Excerpts from Jim Conrad's
from the November 10, 2013 Newsletter issued from the Frio Canyon Nature Education Center in the valley of the Dry Frio River in northern Uvalde County, southwestern Texas, on the southern border of the Edwards Plateau, USA
In our arid environment with low, scrubby forests giving way to prairie patches, members of the Composite or Sunflower Family constitute a huge part of our wildflower population. It's hard to remember which is which. Thus the other day I wasn't sure if I'd ever seen the yellow-rayed composite turning up in grass along a weedy roadside, shown above.
Note that the heads stand atop long, slender, leafless stems, or peduncles. Compound leaves with very narrow segments cluster toward the plant's bottom. Below, you can see those basal, threadlike leaves:
We've had yellow-rayed composites with such leaves before. Hoping to see something more determinative, I removed two petal-like ray flowers from a head to give a view of the scaly, bowl-like involucre below the flowers. What I saw was unusual, but I'd seen it before. It's shown below:
Usually a composite head's involucre consists of numerous scales overlapping one another like roof shingles, or maybe they're slender and aligned side-by-side, and typically the scales are very similar to one another. Here eight slender, green items poke from the involucre's base, then above them there's a series of very broad, colored, overlapping scales surrounding the head's yellow ray flowers and blackish disc flowers. This is very unusual, but we've seen it.
A view of the disc flowers' bases shows that each base is partly enveloped by an orangish, scoop-like scale, seen below:
The thing is, in gross aspect, the plant on which we've seen this kind of crazy-looking involucre looked very different from our present roadside one. You can see our previous species with such an involucre at http://www.backyardnature.net/n/h/thelespe.htm.
That's the Slender Greenthread, which we saw back in July hanging on a limestone ledge. On that page the third picture shows an involucre very much like this week's roadside species. The Slender Greenthread is Thelesperma simplicifolium. Our new plant also is a greenthread and a member of the genus Thelesperma, in wildflower books called Stiff Greenthread. It's THELESPERMA FILIFOLIUM, described by the Flora of North America as occupying disturbed sites on clays or sandy soils and rocky slopes, often on limestone, from southern South Dakota south through the US south-central states into arid northeastern Mexico.
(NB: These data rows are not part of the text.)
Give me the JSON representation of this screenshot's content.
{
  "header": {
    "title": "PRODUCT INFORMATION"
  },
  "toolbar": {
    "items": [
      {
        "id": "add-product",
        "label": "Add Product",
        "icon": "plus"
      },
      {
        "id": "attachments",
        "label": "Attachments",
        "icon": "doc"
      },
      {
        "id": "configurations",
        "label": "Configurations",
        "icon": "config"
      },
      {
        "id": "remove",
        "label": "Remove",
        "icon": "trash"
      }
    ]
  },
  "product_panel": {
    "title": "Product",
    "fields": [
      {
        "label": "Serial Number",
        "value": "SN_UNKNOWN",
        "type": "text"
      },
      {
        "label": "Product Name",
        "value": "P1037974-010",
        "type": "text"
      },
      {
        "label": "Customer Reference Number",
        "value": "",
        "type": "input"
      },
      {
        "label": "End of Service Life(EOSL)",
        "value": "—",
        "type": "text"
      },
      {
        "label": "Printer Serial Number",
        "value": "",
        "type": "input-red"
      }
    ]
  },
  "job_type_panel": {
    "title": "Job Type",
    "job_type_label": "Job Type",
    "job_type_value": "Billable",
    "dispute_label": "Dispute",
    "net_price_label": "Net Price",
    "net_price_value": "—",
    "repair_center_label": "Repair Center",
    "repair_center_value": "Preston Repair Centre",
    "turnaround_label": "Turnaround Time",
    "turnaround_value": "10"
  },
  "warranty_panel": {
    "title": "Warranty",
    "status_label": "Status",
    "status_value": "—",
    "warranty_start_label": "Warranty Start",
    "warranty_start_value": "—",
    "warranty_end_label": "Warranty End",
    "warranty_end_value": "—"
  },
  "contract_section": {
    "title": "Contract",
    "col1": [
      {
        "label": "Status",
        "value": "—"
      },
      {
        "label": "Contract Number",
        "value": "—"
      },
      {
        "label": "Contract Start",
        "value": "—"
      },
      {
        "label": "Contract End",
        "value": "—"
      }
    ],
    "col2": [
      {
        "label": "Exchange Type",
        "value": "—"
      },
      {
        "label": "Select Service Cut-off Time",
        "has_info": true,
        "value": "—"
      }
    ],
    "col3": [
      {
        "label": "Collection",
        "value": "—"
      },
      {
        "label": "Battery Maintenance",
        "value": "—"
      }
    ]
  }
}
Traditionally, several greenthread species have been used as teas by America's indigenous people, and sometimes are known as Navajo Tea, Hopi Tea, or just Indian tea. Both our Stiff and Slender Greenthreads are among those used as teas. A well illustrated page showing greenthreads cultivated for tea use and packaged for sale, as well as a discussion of the plants' medicinal properties, is at http://www.itmonline.org/arts/greenthread.htm.